Last month, the Journal of the American Medical Association released a new study suggesting that those with high salt intake were four times less likely to suffer from heart disease. The study did find a correlation between high sodium intake and increased blood pressure, but elevated blood pressure didn’t necessarily correlate with an increased risk of heart disease.
As reported by TIME, some doctors believe that the correlation between decreased salt intake and increased cardiovascular episodes may result from ultra-low sodium consumption leading to a triggering a release of sodium reserves in the body, which can be linked to increased heart health risks. Other doctors question the veracity of the study, citing the way it measured participants’ sodium levels and the relatively young median age of the participants.
Even if this study is faulty, it has already had an impact, calling into question consumer confidence in the health choices they are making and forcing grocery shoppers to reconsider conventional wisdom on the topic.
So, how should food manufacturers respond to health studies?
First, latching onto a stand-alone study is likely ill advised.

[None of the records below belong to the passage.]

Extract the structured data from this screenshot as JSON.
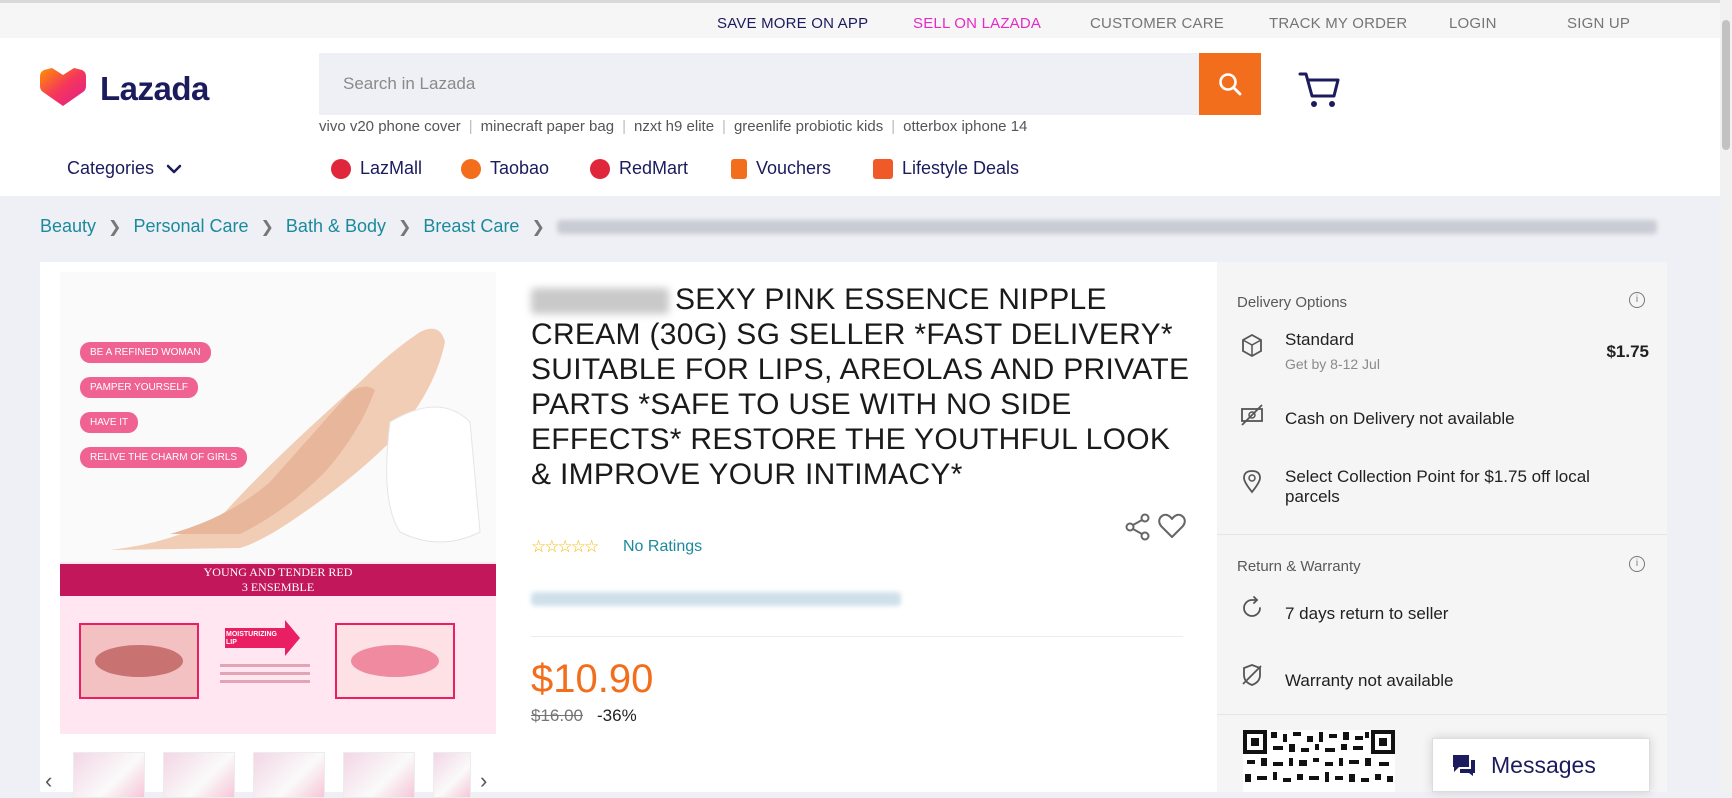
{
  "topbar": {
    "links": [
      {
        "label": "SAVE MORE ON APP",
        "style": "dark"
      },
      {
        "label": "SELL ON LAZADA",
        "style": "pink"
      },
      {
        "label": "CUSTOMER CARE",
        "style": "gray"
      },
      {
        "label": "TRACK MY ORDER",
        "style": "gray"
      },
      {
        "label": "LOGIN",
        "style": "gray"
      },
      {
        "label": "SIGN UP",
        "style": "gray"
      }
    ]
  },
  "header": {
    "logo_text": "Lazada",
    "search": {
      "placeholder": "Search in Lazada",
      "value": ""
    },
    "suggestions": [
      "vivo v20 phone cover",
      "minecraft paper bag",
      "nzxt h9 elite",
      "greenlife probiotic kids",
      "otterbox iphone 14"
    ],
    "categories_label": "Categories",
    "nav": [
      {
        "label": "LazMall",
        "icon": "lazmall-icon",
        "color": "#e0263b"
      },
      {
        "label": "Taobao",
        "icon": "taobao-icon",
        "color": "#f36e1c"
      },
      {
        "label": "RedMart",
        "icon": "redmart-icon",
        "color": "#e0263b"
      },
      {
        "label": "Vouchers",
        "icon": "voucher-icon",
        "color": "#f36e1c"
      },
      {
        "label": "Lifestyle Deals",
        "icon": "lifestyle-icon",
        "color": "#f05a28"
      }
    ]
  },
  "breadcrumb": {
    "items": [
      "Beauty",
      "Personal Care",
      "Bath & Body",
      "Breast Care"
    ]
  },
  "product": {
    "title": "SEXY PINK ESSENCE NIPPLE CREAM (30G) SG SELLER *FAST DELIVERY* SUITABLE FOR LIPS, AREOLAS AND PRIVATE PARTS *SAFE TO USE WITH NO SIDE EFFECTS* RESTORE THE YOUTHFUL LOOK & IMPROVE YOUR INTIMACY*",
    "ratings_label": "No Ratings",
    "rating_stars": 0,
    "price": "$10.90",
    "original_price": "$16.00",
    "discount": "-36%",
    "gallery": {
      "tags": [
        "BE A REFINED WOMAN",
        "PAMPER YOURSELF",
        "HAVE IT",
        "RELIVE THE CHARM OF GIRLS"
      ],
      "banner_line1": "YOUNG AND TENDER RED",
      "banner_line2": "3 ENSEMBLE",
      "arrow_label": "MOISTURIZING LIP"
    }
  },
  "delivery": {
    "header": "Delivery Options",
    "standard_label": "Standard",
    "standard_eta": "Get by 8-12 Jul",
    "standard_price": "$1.75",
    "cod": "Cash on Delivery not available",
    "collection": "Select Collection Point for $1.75 off local parcels"
  },
  "warranty": {
    "header": "Return & Warranty",
    "returns": "7 days return to seller",
    "warranty": "Warranty not available"
  },
  "messages_label": "Messages",
  "colors": {
    "brand_orange": "#f36e1c",
    "brand_navy": "#1b1b5e",
    "link_teal": "#1a8a9c",
    "pink": "#e52ac6"
  }
}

Whenever a study is released that posits a counterintuitive conclusion, it is typically followed shortly by several other studies that attempt to discredit it as well as hundreds of scientists combing the research searching for a fatal flaw.

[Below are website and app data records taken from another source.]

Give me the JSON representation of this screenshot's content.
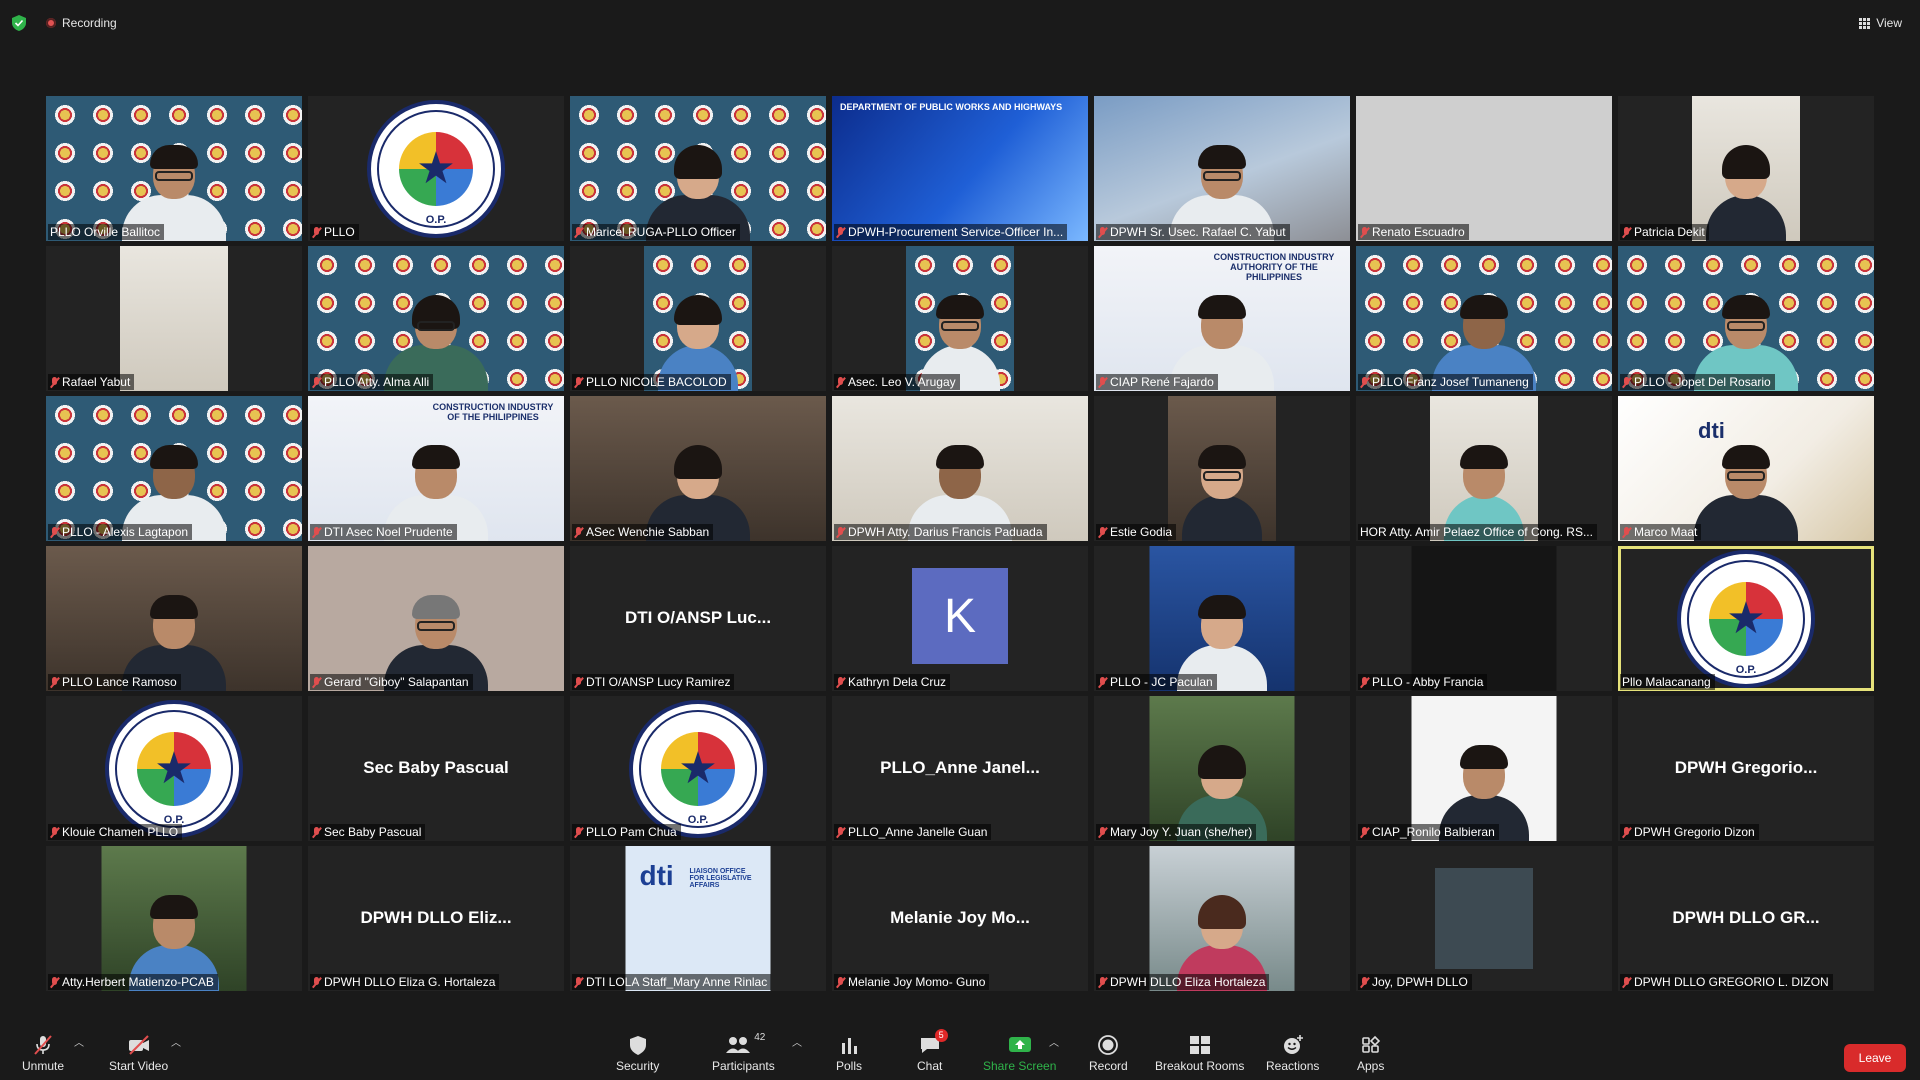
{
  "topbar": {
    "recording_label": "Recording",
    "view_label": "View"
  },
  "participants": [
    {
      "name": "PLLO Orville Ballitoc",
      "muted": false
    },
    {
      "name": "PLLO",
      "muted": true
    },
    {
      "name": "Maricel RUGA-PLLO Officer",
      "muted": true
    },
    {
      "name": "DPWH-Procurement Service-Officer In...",
      "muted": true,
      "banner": "DEPARTMENT OF PUBLIC WORKS AND HIGHWAYS"
    },
    {
      "name": "DPWH Sr. Usec. Rafael C. Yabut",
      "muted": true
    },
    {
      "name": "Renato Escuadro",
      "muted": true
    },
    {
      "name": "Patricia Dekit",
      "muted": true
    },
    {
      "name": "Rafael Yabut",
      "muted": true
    },
    {
      "name": "PLLO Atty. Alma Alli",
      "muted": true
    },
    {
      "name": "PLLO NICOLE BACOLOD",
      "muted": true
    },
    {
      "name": "Asec. Leo V. Arugay",
      "muted": true
    },
    {
      "name": "CIAP René Fajardo",
      "muted": true,
      "banner": "CONSTRUCTION INDUSTRY AUTHORITY OF THE PHILIPPINES"
    },
    {
      "name": "PLLO Franz Josef Tumaneng",
      "muted": true
    },
    {
      "name": "PLLO - Jopet Del Rosario",
      "muted": true
    },
    {
      "name": "PLLO - Alexis Lagtapon",
      "muted": true
    },
    {
      "name": "DTI Asec Noel Prudente",
      "muted": true,
      "banner": "CONSTRUCTION INDUSTRY OF THE PHILIPPINES"
    },
    {
      "name": "ASec Wenchie Sabban",
      "muted": true
    },
    {
      "name": "DPWH Atty. Darius Francis Paduada",
      "muted": true
    },
    {
      "name": "Estie Godia",
      "muted": true
    },
    {
      "name": "HOR Atty. Amir Pelaez Office of Cong. RS...",
      "muted": false
    },
    {
      "name": "Marco Maat",
      "muted": true
    },
    {
      "name": "PLLO Lance Ramoso",
      "muted": true
    },
    {
      "name": "Gerard \"Giboy\" Salapantan",
      "muted": true
    },
    {
      "name": "DTI O/ANSP Lucy Ramirez",
      "muted": true,
      "display": "DTI O/ANSP Luc..."
    },
    {
      "name": "Kathryn Dela Cruz",
      "muted": true,
      "initial": "K"
    },
    {
      "name": "PLLO - JC Paculan",
      "muted": true
    },
    {
      "name": "PLLO - Abby Francia",
      "muted": true
    },
    {
      "name": "Pllo Malacanang",
      "muted": false
    },
    {
      "name": "Klouie Chamen PLLO",
      "muted": true
    },
    {
      "name": "Sec Baby Pascual",
      "muted": true,
      "display": "Sec Baby Pascual"
    },
    {
      "name": "PLLO Pam Chua",
      "muted": true
    },
    {
      "name": "PLLO_Anne Janelle Guan",
      "muted": true,
      "display": "PLLO_Anne  Janel..."
    },
    {
      "name": "Mary Joy Y. Juan (she/her)",
      "muted": true
    },
    {
      "name": "CIAP_Ronilo Balbieran",
      "muted": true
    },
    {
      "name": "DPWH Gregorio Dizon",
      "muted": true,
      "display": "DPWH  Gregorio..."
    },
    {
      "name": "Atty.Herbert Matienzo-PCAB",
      "muted": true
    },
    {
      "name": "DPWH DLLO Eliza G. Hortaleza",
      "muted": true,
      "display": "DPWH  DLLO  Eliz..."
    },
    {
      "name": "DTI LOLA Staff_Mary Anne Rinlac",
      "muted": true
    },
    {
      "name": "Melanie Joy Momo- Guno",
      "muted": true,
      "display": "Melanie Joy Mo..."
    },
    {
      "name": "DPWH DLLO Eliza Hortaleza",
      "muted": true
    },
    {
      "name": "Joy, DPWH DLLO",
      "muted": true
    },
    {
      "name": "DPWH DLLO GREGORIO L. DIZON",
      "muted": true,
      "display": "DPWH  DLLO  GR..."
    }
  ],
  "logo": {
    "top_text": "PRESIDENTIAL LEGISLATIVE LIAISON OFFICE",
    "bottom_text": "O.P."
  },
  "dti_banner": {
    "brand": "dti",
    "subtitle": "LIAISON OFFICE FOR LEGISLATIVE AFFAIRS"
  },
  "toolbar": {
    "unmute": "Unmute",
    "start_video": "Start Video",
    "security": "Security",
    "participants": "Participants",
    "participants_count": "42",
    "polls": "Polls",
    "chat": "Chat",
    "chat_badge": "5",
    "share_screen": "Share Screen",
    "record": "Record",
    "breakout_rooms": "Breakout Rooms",
    "reactions": "Reactions",
    "apps": "Apps",
    "leave": "Leave"
  },
  "colors": {
    "background": "#1a1a1a",
    "tile": "#232323",
    "share_green": "#2fb34a",
    "leave_red": "#d92b2b",
    "active_speaker": "#e6e27a",
    "muted_red": "#e04e4e"
  }
}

While scientific discovery is a never-ending and continuous process, there are some things that we have determined pretty conclusively. If a new study suggests that massive sugar consumption leads to weight loss, perhaps wait a few days before releasing a press release about how your company’s Sugar Bucket Syrup Drink can double as a weight loss product.
Second, be careful about developing new products according to health fads or trends. After a rash of studies suggested that the success of low-carbohydrate diets might just as likely be linked to the fact that, by virtue of the foods one is allowed to eat, such diets are typically low calorie diets as well, the Atkins hysteria of the early 2000s died down quite a bit, and many low-carb product purveyors lost big.

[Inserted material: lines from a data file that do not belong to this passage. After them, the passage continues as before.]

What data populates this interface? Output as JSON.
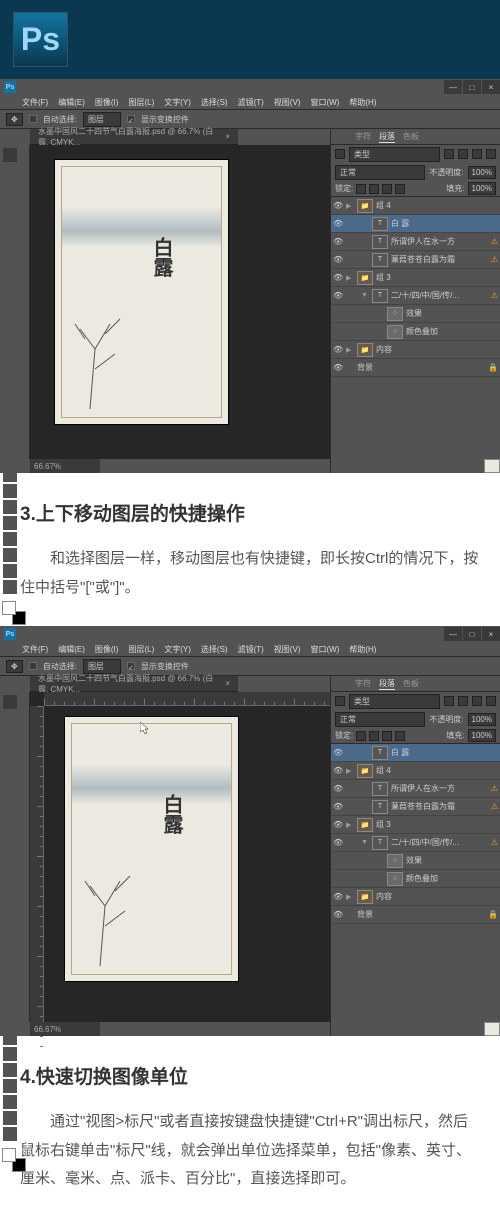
{
  "logo": "Ps",
  "menus": [
    "文件(F)",
    "编辑(E)",
    "图像(I)",
    "图层(L)",
    "文字(Y)",
    "选择(S)",
    "滤镜(T)",
    "视图(V)",
    "窗口(W)",
    "帮助(H)"
  ],
  "options": {
    "auto_select": "自动选择:",
    "layer_dd": "图层",
    "show_controls": "显示变换控件"
  },
  "doc_tab": "水墨中国风二十四节气白露海报.psd @ 66.7% (白 露, CMYK...",
  "doc_close": "×",
  "zoom": "66.67%",
  "artwork_title": "白露",
  "panels": {
    "tabs": [
      "字符",
      "段落",
      "色板"
    ],
    "kind": "类型",
    "blend": "正常",
    "opacity_label": "不透明度:",
    "opacity": "100%",
    "lock_label": "锁定:",
    "fill_label": "填充:",
    "fill": "100%"
  },
  "layers1": [
    {
      "eye": "●",
      "exp": "▶",
      "icon": "folder",
      "name": "组 4",
      "sel": false,
      "indent": 0
    },
    {
      "eye": "●",
      "exp": "",
      "icon": "text",
      "name": "白 露",
      "sel": true,
      "indent": 1
    },
    {
      "eye": "●",
      "exp": "",
      "icon": "text",
      "name": "所谓伊人在水一方",
      "sel": false,
      "indent": 1
    },
    {
      "eye": "●",
      "exp": "",
      "icon": "text",
      "name": "蒹葭苍苍白露为霜",
      "sel": false,
      "indent": 1
    },
    {
      "eye": "●",
      "exp": "▶",
      "icon": "folder",
      "name": "组 3",
      "sel": false,
      "indent": 0
    },
    {
      "eye": "●",
      "exp": "▼",
      "icon": "text",
      "name": "二/十/四/中/国/传/...",
      "sel": false,
      "indent": 1
    },
    {
      "eye": "",
      "exp": "",
      "icon": "fx",
      "name": "效果",
      "sel": false,
      "indent": 2
    },
    {
      "eye": "",
      "exp": "",
      "icon": "fx",
      "name": "颜色叠加",
      "sel": false,
      "indent": 2
    },
    {
      "eye": "●",
      "exp": "▶",
      "icon": "folder",
      "name": "内容",
      "sel": false,
      "indent": 0
    },
    {
      "eye": "●",
      "exp": "",
      "icon": "bg",
      "name": "背景",
      "sel": false,
      "indent": 0
    }
  ],
  "layers2": [
    {
      "eye": "●",
      "exp": "",
      "icon": "text",
      "name": "白 露",
      "sel": true,
      "indent": 1
    },
    {
      "eye": "●",
      "exp": "▶",
      "icon": "folder",
      "name": "组 4",
      "sel": false,
      "indent": 0
    },
    {
      "eye": "●",
      "exp": "",
      "icon": "text",
      "name": "所谓伊人在水一方",
      "sel": false,
      "indent": 1
    },
    {
      "eye": "●",
      "exp": "",
      "icon": "text",
      "name": "蒹葭苍苍白露为霜",
      "sel": false,
      "indent": 1
    },
    {
      "eye": "●",
      "exp": "▶",
      "icon": "folder",
      "name": "组 3",
      "sel": false,
      "indent": 0
    },
    {
      "eye": "●",
      "exp": "▼",
      "icon": "text",
      "name": "二/十/四/中/国/传/...",
      "sel": false,
      "indent": 1
    },
    {
      "eye": "",
      "exp": "",
      "icon": "fx",
      "name": "效果",
      "sel": false,
      "indent": 2
    },
    {
      "eye": "",
      "exp": "",
      "icon": "fx",
      "name": "颜色叠加",
      "sel": false,
      "indent": 2
    },
    {
      "eye": "●",
      "exp": "▶",
      "icon": "folder",
      "name": "内容",
      "sel": false,
      "indent": 0
    },
    {
      "eye": "●",
      "exp": "",
      "icon": "bg",
      "name": "背景",
      "sel": false,
      "indent": 0
    }
  ],
  "section3": {
    "title": "3.上下移动图层的快捷操作",
    "body": "和选择图层一样，移动图层也有快捷键，即长按Ctrl的情况下，按住中括号\"[\"或\"]\"。"
  },
  "section4": {
    "title": "4.快速切换图像单位",
    "body": "通过\"视图>标尺\"或者直接按键盘快捷键\"Ctrl+R\"调出标尺，然后鼠标右键单击\"标尺\"线，就会弹出单位选择菜单，包括\"像素、英寸、厘米、毫米、点、派卡、百分比\"，直接选择即可。"
  }
}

New product development often requires capital equipment investment, as specific ingredients require specialized processing considerations. Making micro-adjustments to product lines in order to meet up-to-the-second demands of consumers and health studies is not realistic, nor is it practical.
Food industry and public health studies often compliment each other, however, and food manufacturers can use these larger arcs to paint a more comprehensive picture of the state of consumer interest and public health knowledge. For example, many studies point to the danger of childhood obesity. These studies, combined with the White House initiative to help young children become more active and provide healthier lunches in public schools is shining a bright light on the issue. Parents are seeking out healthier food options for their children, and when large, national brands offer these options, consumers are happy to buy from a company they trust.
Navigating the waters of scientific study, public interest and consumer trends can be tricky, but savvy food manufacturers can see the big picture and meet customer demands as they arise.
What do you think? Let me know at firstname.lastname@example.org.